The third rifle we are looking at in this video is a very interesting example of a competitive rifle from the pre-WWI period. It is a 1903 Springfield fitted with a commercial A5 scope and Mann bases. This is the sort of rifle that would have been used by the career military shooters for competition, and would likely have accompanied many such men overseas in the American Expeditionary Force. Woe to the German who found himself in the sights of such a man with a rifle like this!
From the bolt-action sniper rifles of WWII:
The primary sniper rifle used by the United States in World War II was the M1903A4 Springfield, a version of the exisiting 1903A3 with the iron sights removed and replaced with a Weaver 330C scope (adopted by the military as the M73B1). This was a low-power optic, but was centrally mounted on the rifle to avoid and of the windage issues caused by prismatic scopes.
The 1903A4 was the US' first truly mass-produced sniper rifle, with more than 28,000 being manufactured during just two years of the war (1943-44). The rifle was taken out of production when the M1C sniper adaptation of the Garand was formally adopted, although production of the M1C would be delayed until the end of the war. The 1903A4 would remain in service after WWII, with later scopes being approved as replacements for the M73B1 (in this video, we will take a look at one equipped with an M84, the optic adopted for the later M1D).
The US Marine Corps, of course, had to be a bit different, and adopted their own sniper rifle variant in 1941, a 1903A1 fitted with an 8 power Unertl scope. These scopes were a tradeoff, being significantly more fragile than the M73B1, but also being much better for long range precision shooting. The USMC, taking much pride in their culture of marksmanship, was happy to make that trade, and the rifles served well throughout the war.
While the Army did adopt the M1C Garand semi-automatic rifle for sniping in 1944, according to Ian it never saw action during the war. It would make its debut in action during the Korean War.
Thanks to Ian for doing these histories of US sniping rifles as used during the world wars. If you want to help support the work he does, he has set up a Patreon account which can be found here.
Friday, September 16, 2016
I came across this video from Bloomberg's Everytown this morning. I thought in light of the Missouri General Assembly overriding Gov. Jay Nixon's veto of constitutional carry, it would be fun to show this waste of advertising dollars. It is obvious to me that the legislators listened to their own constituents rather than to Bloomberg.

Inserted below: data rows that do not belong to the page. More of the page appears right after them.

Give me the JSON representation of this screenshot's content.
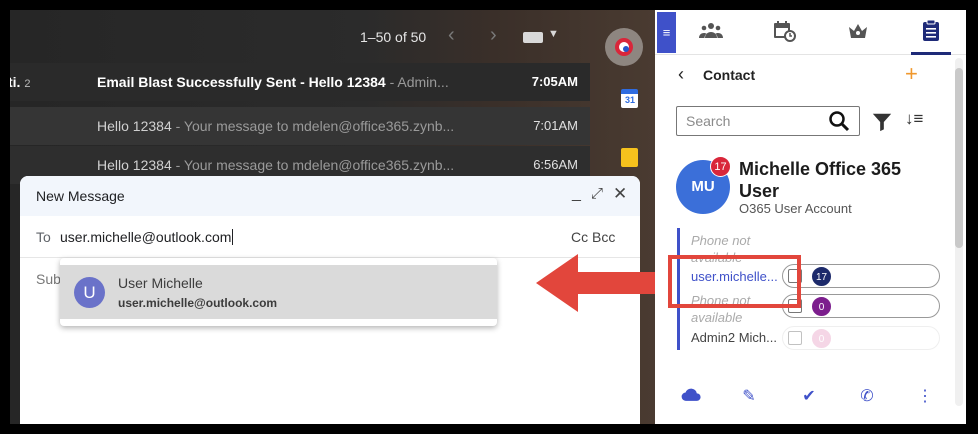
{
  "gmail": {
    "range": "1–50 of 50",
    "rows": [
      {
        "sender": "ti.",
        "count": "2",
        "subject": "Email Blast Successfully Sent - Hello 12384",
        "snippet": " - Admin...",
        "time": "7:05AM"
      },
      {
        "subject": "Hello 12384",
        "snippet": " - Your message to mdelen@office365.zynb...",
        "time": "7:01AM"
      },
      {
        "subject": "Hello 12384",
        "snippet": " - Your message to mdelen@office365.zynb...",
        "time": "6:56AM"
      }
    ]
  },
  "compose": {
    "title": "New Message",
    "to_label": "To",
    "to_value": "user.michelle@outlook.com",
    "cc_bcc": "Cc Bcc",
    "subject_label": "Sub",
    "suggestion": {
      "initial": "U",
      "name": "User Michelle",
      "email": "user.michelle@outlook.com"
    }
  },
  "panel": {
    "header_title": "Contact",
    "search_placeholder": "Search",
    "contact": {
      "initials": "MU",
      "badge": "17",
      "name": "Michelle Office 365 User",
      "subtitle": "O365 User Account"
    },
    "details": {
      "phone1": "Phone not available",
      "email1": "user.michelle...",
      "phone2": "Phone not available",
      "email2": "Admin2 Mich..."
    },
    "pills": [
      {
        "badge": "17"
      },
      {
        "badge": "0"
      },
      {
        "badge": "0"
      }
    ]
  },
  "colors": {
    "accent": "#3f51c9",
    "arrow": "#e2463c",
    "add": "#f0982d"
  },
  "icons": {
    "toolbar": [
      "menu-icon",
      "people-icon",
      "calendar-icon",
      "crown-icon",
      "clipboard-icon"
    ],
    "footer": [
      "cloud-icon",
      "edit-icon",
      "check-icon",
      "phone-icon",
      "more-icon"
    ]
  }
}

Given that Shannon Watts (then Shannon Troughton) got her start after graduating Mizzou working for as a PR flack for Gov. Mel Carnahan (D-MO), you might be forgiven for thinking she would have a better feel for politics in her former state of residence.
Thursday, September 15, 2016
With the Show-Me State becoming the 11th state to adopt some form of constitutional carry, Rob Vance has updated the graphic we've been publishing since 2011. The latest graphic shifts Missouri from shall-issue concealed carry to constitutional concealed carry. They already had open carry.
Back in April, I said that I might have to update what I said a few years ago. To wit, that shall-issue is the new norm. I concluded that I might have to change this to constitutional carry is the new norm. I think that might be going a little far but one can always hope.
My fellow co-host of the Polite Society Podcast Rachel Malone is very active in Republican politics at the state level in Texas. She said in our last podcast that the Texas State Republican Executive Committee had adopted constitutional carry as one of their key legislative priorities in 2017. Imagine how the blue area would expand if the second largest state by both size and population adopted constitutional carry!
To illustrate how much things have changed since the original graphic was published, I am reposting the graphic. No issue (the red area) has gone to virtually nil and unrestricted (blue area) has grown exponentially.